Only one thing really mattered to the young family who tapped Urban Dwellings, a New England design firm, to upgrade their late-1960s ranch house: killer views of the water.
"They were living in a house that was very dated, and views were blocked at all possible points," recalls founder and lead designer Tracy Davis, who spent eight months on the project. The goal was to bring the view inside and make the Cumberland, ME home feel more modern.
The sprawling two-story property, which sits on an inlet, had great “bones” to start with, but the exterior and interior needed an overhaul. "We replaced almost all of the doors and windows," Davis says, and they expanded several small rooms as well.
With the aim of bringing the outdoors in as much as possible, the living room now features two doors that slide open, allowing people to survey the view from the wraparound deck.

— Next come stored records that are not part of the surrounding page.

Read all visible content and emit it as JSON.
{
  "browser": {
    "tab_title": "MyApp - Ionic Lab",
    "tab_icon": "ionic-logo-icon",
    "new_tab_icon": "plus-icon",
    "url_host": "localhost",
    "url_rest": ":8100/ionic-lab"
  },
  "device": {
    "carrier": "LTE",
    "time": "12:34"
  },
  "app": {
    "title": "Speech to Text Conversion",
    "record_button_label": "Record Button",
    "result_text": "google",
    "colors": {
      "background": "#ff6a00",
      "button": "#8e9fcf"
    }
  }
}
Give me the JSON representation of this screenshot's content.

Beneath the deck, the team added a covered area for rainproof entry into the home. Just beyond is a guest bedroom with an en suite bath and media room. And around the corner, one floor under the kitchen, another covered area beckons people to eat by the pool looking onto the water.

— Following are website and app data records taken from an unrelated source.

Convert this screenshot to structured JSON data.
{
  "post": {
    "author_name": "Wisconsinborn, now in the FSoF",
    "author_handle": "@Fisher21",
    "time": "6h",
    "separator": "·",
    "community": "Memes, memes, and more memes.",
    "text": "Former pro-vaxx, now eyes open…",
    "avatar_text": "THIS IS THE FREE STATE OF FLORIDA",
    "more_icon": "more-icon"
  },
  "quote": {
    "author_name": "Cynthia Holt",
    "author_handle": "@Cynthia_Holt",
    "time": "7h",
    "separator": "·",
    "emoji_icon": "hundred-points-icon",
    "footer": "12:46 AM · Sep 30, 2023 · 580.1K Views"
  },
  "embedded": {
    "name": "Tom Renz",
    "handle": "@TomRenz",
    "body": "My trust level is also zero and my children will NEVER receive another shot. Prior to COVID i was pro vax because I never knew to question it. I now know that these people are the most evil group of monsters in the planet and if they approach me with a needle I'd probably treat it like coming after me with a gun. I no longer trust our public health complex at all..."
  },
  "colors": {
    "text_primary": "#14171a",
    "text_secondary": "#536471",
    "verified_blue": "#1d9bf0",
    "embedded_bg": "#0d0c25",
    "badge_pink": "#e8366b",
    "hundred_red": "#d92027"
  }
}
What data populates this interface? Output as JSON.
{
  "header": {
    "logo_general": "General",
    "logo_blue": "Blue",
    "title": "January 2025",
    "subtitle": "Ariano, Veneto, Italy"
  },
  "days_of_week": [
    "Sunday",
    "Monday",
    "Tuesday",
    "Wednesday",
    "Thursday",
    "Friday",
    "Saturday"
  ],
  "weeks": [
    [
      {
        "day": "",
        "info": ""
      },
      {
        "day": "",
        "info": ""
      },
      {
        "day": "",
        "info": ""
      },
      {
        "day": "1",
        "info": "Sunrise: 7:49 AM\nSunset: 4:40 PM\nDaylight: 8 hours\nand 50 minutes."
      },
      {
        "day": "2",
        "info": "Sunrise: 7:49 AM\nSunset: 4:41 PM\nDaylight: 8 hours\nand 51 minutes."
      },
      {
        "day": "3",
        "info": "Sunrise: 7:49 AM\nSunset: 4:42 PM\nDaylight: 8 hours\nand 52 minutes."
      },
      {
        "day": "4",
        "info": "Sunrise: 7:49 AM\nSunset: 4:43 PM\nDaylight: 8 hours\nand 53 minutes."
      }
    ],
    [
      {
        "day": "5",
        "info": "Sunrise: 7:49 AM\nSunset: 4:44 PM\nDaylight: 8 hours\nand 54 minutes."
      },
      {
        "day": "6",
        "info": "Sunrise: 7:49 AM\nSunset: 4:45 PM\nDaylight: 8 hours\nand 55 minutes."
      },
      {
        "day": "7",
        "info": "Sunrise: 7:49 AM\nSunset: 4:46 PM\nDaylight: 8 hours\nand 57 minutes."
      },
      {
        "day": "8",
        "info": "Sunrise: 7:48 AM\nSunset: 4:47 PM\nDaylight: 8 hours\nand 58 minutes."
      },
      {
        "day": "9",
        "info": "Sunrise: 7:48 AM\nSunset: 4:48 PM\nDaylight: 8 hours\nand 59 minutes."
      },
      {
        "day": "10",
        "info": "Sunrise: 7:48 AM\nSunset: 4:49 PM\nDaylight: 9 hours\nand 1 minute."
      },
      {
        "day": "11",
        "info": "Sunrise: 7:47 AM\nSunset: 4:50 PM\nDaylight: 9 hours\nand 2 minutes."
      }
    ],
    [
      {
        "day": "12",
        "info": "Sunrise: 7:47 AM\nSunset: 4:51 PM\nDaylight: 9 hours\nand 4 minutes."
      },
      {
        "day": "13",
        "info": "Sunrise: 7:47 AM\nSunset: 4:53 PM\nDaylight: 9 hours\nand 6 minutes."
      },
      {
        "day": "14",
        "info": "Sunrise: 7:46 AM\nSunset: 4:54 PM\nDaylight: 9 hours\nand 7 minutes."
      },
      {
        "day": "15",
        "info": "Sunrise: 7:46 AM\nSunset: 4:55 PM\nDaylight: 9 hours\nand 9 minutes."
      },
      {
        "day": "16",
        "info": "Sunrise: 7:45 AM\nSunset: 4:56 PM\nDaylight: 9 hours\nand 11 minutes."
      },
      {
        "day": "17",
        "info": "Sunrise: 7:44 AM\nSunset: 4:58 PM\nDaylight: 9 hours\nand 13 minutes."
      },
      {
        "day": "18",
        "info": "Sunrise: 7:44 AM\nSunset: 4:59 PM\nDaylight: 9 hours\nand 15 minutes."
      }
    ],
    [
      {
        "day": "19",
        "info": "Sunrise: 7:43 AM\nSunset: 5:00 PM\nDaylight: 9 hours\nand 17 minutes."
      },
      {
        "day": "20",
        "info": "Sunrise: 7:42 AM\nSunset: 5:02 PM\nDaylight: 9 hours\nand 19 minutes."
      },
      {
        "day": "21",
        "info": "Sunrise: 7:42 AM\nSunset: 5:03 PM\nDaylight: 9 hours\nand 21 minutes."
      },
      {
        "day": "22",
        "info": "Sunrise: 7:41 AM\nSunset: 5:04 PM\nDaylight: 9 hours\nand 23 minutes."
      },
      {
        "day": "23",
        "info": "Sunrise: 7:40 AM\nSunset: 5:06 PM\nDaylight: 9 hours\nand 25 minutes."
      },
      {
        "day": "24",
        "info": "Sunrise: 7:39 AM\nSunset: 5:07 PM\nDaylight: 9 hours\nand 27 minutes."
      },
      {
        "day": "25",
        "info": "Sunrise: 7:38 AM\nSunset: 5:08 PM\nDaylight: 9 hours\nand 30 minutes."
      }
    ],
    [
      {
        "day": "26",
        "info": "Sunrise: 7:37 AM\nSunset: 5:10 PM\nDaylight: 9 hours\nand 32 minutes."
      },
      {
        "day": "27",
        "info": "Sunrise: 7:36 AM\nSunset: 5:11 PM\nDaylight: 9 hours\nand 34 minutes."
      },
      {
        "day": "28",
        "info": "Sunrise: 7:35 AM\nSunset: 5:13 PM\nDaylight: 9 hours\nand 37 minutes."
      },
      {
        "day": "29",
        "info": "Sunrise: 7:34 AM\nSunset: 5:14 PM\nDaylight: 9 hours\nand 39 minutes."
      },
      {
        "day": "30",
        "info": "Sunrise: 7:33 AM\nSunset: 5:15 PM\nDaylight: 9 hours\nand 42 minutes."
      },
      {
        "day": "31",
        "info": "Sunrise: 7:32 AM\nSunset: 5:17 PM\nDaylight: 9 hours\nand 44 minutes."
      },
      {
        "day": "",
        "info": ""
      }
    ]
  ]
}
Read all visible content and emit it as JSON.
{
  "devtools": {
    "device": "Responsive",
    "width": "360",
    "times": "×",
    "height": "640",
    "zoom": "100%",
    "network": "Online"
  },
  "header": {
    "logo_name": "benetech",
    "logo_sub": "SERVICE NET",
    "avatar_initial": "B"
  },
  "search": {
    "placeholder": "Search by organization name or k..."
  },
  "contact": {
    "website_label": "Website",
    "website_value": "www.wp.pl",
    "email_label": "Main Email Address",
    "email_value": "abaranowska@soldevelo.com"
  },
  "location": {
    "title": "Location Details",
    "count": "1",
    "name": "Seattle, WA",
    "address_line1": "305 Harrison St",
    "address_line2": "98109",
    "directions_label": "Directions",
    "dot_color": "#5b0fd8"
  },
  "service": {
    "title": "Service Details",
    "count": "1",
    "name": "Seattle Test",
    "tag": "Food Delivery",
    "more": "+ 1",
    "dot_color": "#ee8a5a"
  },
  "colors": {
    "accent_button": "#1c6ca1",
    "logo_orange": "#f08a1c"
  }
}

The home’s exterior, with its clean horizontal lines, is decidedly of the moment, and there's no denying the appeal of the wide-open kitchen. Fully remodeled, from the baseboards to stainless steel appliances, it features a sizable island with sleek walnut accents - reminiscent of what you'd see on a boat, Davis notes - applied in a slatted pattern to reveal shadow lines. Deep white cabinets keep clutter at bay, while the walnut shelves allow the couple to display their collection of cake stands and stemware.
Facing the kitchen is a large dining area, where a group of pendants in different sizes and shapes hover over a long wooden table. "The whole space was designed to be open, so it was inherently airy," Davis says of the section, which leads to the deck.
The same can be said of the living room, which they sparsely furnished with a locally made driftwood table, a sea foam-colored couch, and a pair of Risom-style lounge chairs. No photos or art are visible, and the tall, slanted ceilings seem to reach to the sky. Like the dining area, its dramatic views of the water provide all the character necessary.
"We didn't want furniture that would block the views or create conflict with them," Davis says. Nor did they want to distract with color.
"This was a unique opportunity for a full house renovation because it was so broken up," Davis continues. "The views should have been more a part of the living environment, and they just weren't."
Take the full tour:
Get the look
Inspired by Davis' design? Here's how to achieve a similar look in your own home.
Borrow from your environment
Because the home is near water, Davis selected muted blues and natural materials to make it feel as though the environment is seamlessly interacting with the interior.
Don't overhaul it
Reworking the concept of a home is perfectly fine, but strive to keep its integrity, Davis advises.
Hire the pros
"Spend the time and money up front to get professional assistance," says Davis. "There's so much value that our trades bring to projects that you, as a do-it-yourselfer, may not be aware of."
Mix it up
“A combination of styles just feels fresh,” Davis says. "Here, we incorporated contemporary with a bit of ’70s style."
Photos by Trent Bell